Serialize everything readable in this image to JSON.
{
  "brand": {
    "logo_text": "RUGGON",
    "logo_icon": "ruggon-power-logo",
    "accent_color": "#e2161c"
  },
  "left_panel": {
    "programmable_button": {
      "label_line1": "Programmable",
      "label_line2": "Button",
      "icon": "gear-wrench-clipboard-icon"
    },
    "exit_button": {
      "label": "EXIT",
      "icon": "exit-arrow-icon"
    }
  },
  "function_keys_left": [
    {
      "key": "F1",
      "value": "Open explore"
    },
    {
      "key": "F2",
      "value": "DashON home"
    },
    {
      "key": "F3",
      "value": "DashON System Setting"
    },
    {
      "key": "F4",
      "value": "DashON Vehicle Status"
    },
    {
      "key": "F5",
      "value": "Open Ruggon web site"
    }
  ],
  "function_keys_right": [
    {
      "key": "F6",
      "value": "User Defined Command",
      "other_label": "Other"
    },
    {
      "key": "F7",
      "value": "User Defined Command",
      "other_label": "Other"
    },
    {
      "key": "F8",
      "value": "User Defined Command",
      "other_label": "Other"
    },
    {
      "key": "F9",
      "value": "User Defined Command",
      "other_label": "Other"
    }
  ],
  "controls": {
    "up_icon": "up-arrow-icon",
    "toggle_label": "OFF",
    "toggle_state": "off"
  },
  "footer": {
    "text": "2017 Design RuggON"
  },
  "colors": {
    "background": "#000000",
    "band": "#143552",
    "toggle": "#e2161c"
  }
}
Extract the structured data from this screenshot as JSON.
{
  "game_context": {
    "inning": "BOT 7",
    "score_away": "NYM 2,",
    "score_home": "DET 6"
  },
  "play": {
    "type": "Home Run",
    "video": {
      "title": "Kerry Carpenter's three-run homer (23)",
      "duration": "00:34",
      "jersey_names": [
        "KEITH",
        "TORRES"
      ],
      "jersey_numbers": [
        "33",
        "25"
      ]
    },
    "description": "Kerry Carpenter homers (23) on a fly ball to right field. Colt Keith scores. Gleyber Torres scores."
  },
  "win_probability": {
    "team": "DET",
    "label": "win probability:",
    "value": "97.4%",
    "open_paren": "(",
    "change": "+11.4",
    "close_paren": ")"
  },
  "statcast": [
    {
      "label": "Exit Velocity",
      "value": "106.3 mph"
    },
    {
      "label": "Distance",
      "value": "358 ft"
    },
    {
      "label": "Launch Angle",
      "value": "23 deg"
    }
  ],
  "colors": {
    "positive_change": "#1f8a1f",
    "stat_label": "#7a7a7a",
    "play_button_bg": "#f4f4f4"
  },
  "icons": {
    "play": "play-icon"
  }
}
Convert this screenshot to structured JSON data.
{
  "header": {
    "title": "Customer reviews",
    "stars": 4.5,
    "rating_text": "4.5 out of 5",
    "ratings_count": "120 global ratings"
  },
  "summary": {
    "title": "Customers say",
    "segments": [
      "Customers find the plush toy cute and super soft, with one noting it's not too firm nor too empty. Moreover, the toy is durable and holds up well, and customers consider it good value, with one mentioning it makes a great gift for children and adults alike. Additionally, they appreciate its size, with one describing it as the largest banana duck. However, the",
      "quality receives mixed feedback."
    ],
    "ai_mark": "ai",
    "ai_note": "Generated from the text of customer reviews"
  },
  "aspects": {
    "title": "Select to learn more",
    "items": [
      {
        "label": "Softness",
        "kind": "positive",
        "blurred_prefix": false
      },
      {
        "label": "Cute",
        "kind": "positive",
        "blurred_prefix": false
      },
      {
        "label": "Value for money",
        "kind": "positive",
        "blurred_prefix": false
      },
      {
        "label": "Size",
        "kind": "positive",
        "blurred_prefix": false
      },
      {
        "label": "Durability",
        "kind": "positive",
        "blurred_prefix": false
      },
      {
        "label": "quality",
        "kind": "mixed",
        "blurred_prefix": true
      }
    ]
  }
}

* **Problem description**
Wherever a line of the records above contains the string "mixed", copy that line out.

* **Task solution**
      "quality receives mixed feedback."
        "kind": "mixed",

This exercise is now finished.